Precapillary sphincters and pericytes at first-order capillaries as key regulators for brain capillary perfusion
Research output: Contribution to journal › Journal article › peer-review
Rises in local neural activity trigger local increases of cerebral blood flow, which is essential to match local energy demands. However, the specific location of microvascular flow control is incompletely understood. Here, we used two-photon microscopy to observe brain microvasculature in vivo. Small spatial movement of a threedimensional (3D) vasculature makes it challenging to precisely measure vessel diameter at a single x-y plane. To overcome this problem, we carried out four-dimensional (x-y-z-t) imaging of brain microvessels during exposure to vasoactive molecules in order to constrain the impact of brain movements on the recordings. We demonstrate that rises in synaptic activity, acetylcholine, nitric oxide, cyclic guanosine monophosphate, ATP-sensitive potassium channels, and endothelin-1 exert far greater effects on brain precapillary sphincters and first-order capillaries than on penetrating arterioles or downstream capillaries, but with similar kinetics. The high level of responsiveness at precapillary sphincters and first-order capillaries was matched by a higher level of α-smooth muscle actin in pericytes as compared to penetrating arterioles and downstream capillaries. Mathematical modeling based on 3D vasculature reconstruction showed that precapillary sphincters predominantly regulate capillary blood flow and pressure as compared to penetrating arterioles and downstream capillaries. Our results confirm a key role for precapillary sphincters and pericytes on first-order capillaries as sensors and effectors of endothelium- or brain-derived vascular signals.
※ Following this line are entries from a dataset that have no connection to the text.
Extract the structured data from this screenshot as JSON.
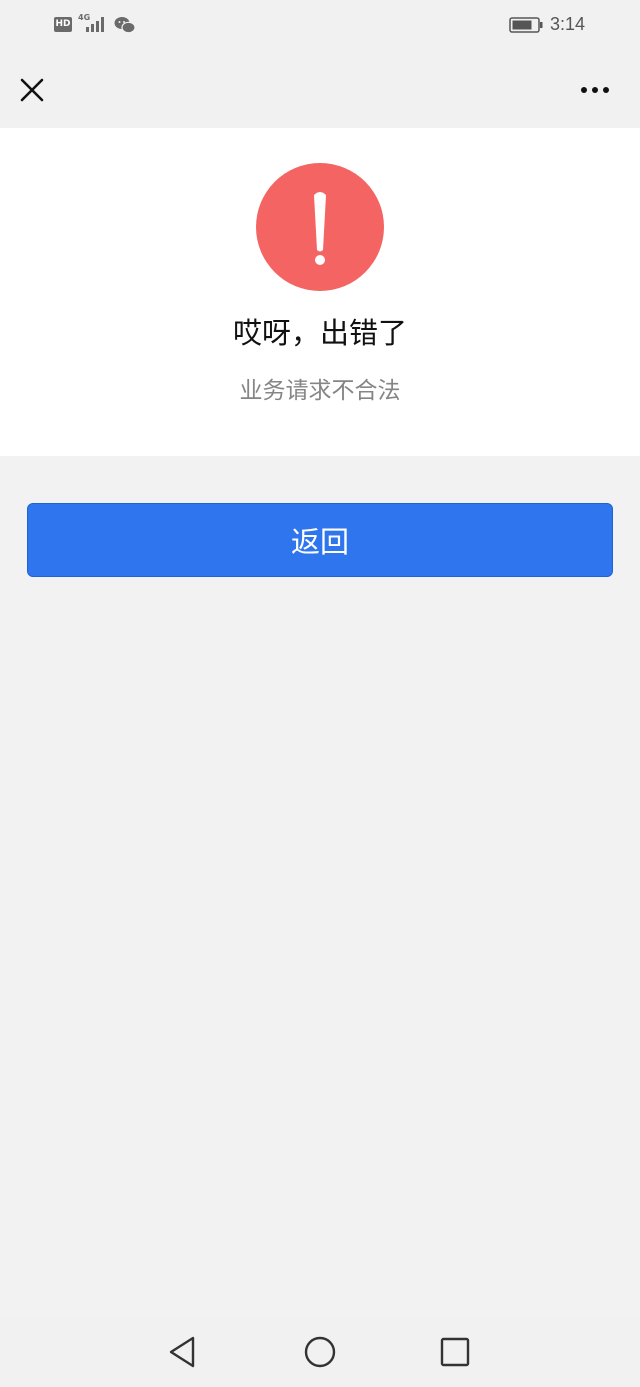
{
  "status_bar": {
    "hd_label": "HD",
    "network_label": "4G",
    "time": "3:14",
    "icons": [
      "signal-icon",
      "wechat-icon",
      "battery-icon"
    ]
  },
  "nav": {
    "icons": [
      "close-icon",
      "more-icon"
    ]
  },
  "error": {
    "icon": "warning-icon",
    "title": "哎呀，出错了",
    "message": "业务请求不合法"
  },
  "actions": {
    "back_label": "返回"
  },
  "system_nav": {
    "icons": [
      "back-triangle-icon",
      "home-circle-icon",
      "recents-square-icon"
    ]
  },
  "colors": {
    "accent": "#2f76ee",
    "warning": "#f46462",
    "background": "#f2f2f3"
  }
}
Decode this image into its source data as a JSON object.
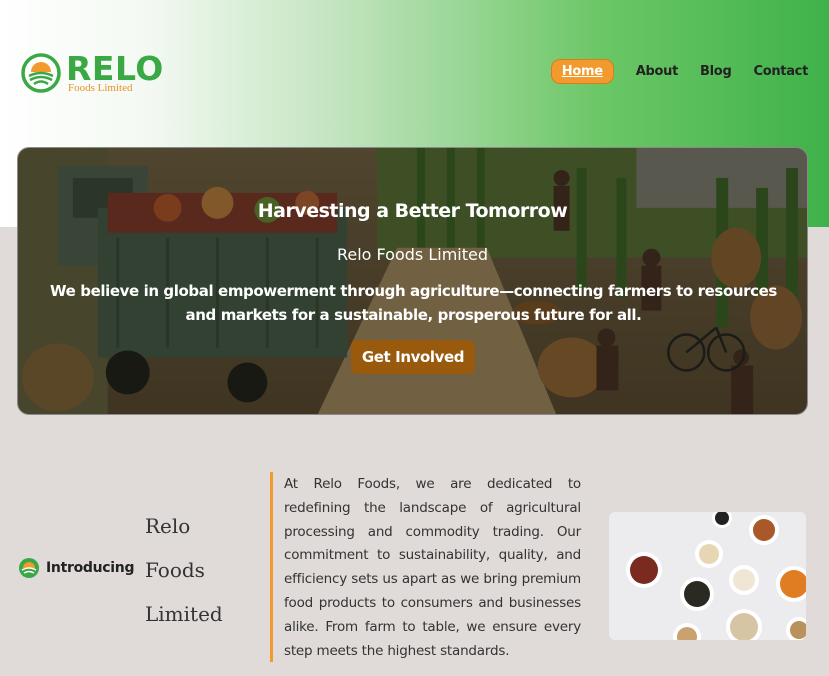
{
  "brand": {
    "name": "RELO",
    "tagline": "Foods Limited"
  },
  "nav": {
    "items": [
      "Home",
      "About",
      "Blog",
      "Contact"
    ],
    "active": "Home"
  },
  "hero": {
    "title": "Harvesting a Better Tomorrow",
    "subtitle": "Relo Foods Limited",
    "text": "We believe in global empowerment through agriculture—connecting farmers to resources and markets for a sustainable, prosperous future for all.",
    "cta": "Get Involved"
  },
  "intro": {
    "badge": "Introducing",
    "name_lines": [
      "Relo",
      "Foods",
      "Limited"
    ],
    "body": "At Relo Foods, we are dedicated to redefining the landscape of agricultural processing and commodity trading. Our commitment to sustainability, quality, and efficiency sets us apart as we bring premium food products to consumers and businesses alike. From farm to table, we ensure every step meets the highest standards."
  },
  "colors": {
    "brand_green": "#3aa845",
    "accent_orange": "#f39a2e",
    "cta_brown": "#9a5a0e",
    "page_bg": "#e0dbd9"
  },
  "icons": [
    "logo-mark",
    "leaf-sun-icon"
  ]
}
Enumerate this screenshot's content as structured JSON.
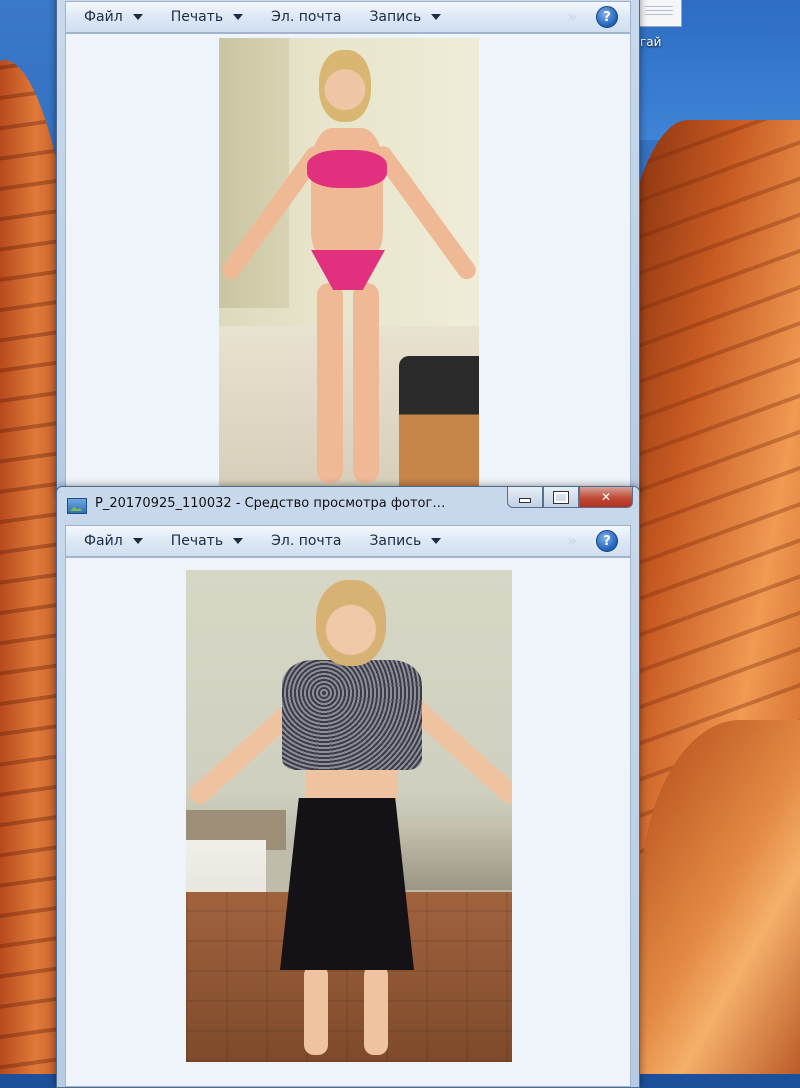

|Journal||Proceedings of the National Academy of Sciences of the United States of America|
|Publication status||Published - 2021|
ACKNOWLEDGMENTS. We acknowledge Dr. Søren Grubb, Dr. Krzysztof Kucharz, Dr. Henrik Flyvbjerg, Dr. Barbara Lind, and Dr. Nikolay Kutuzov for scientific discussions. We also acknowledge Dr. Søren Grubb for providing the z-stack for our modeling work. We acknowledge the Core Facility for Integrated Microscopy, Faculty of Health and Medical Sciences, University of Copenhagen, where we used confocal and spinning disc confocal microscopy in our in vitro studies. We further acknowledge Dr. Thor Møller for introduction to and assistance with the IP-one assay. This study was supported by the Lundbeck Foundation, the Danish Medical Research Council, the Alice Brenaa Foundation, Augustinus Foundation, Carl og Ellen Hertz Familiele-gat, the NOVO Nordisk Foundation, and a Nordea Foundation grant to the Center for Healthy Aging.
© 2021 National Academy of Sciences. All rights reserved.
- Arterioles, Capillaries, Neurovascular coupling (NVC), Pericytes, Vascular smooth muscle
Final published version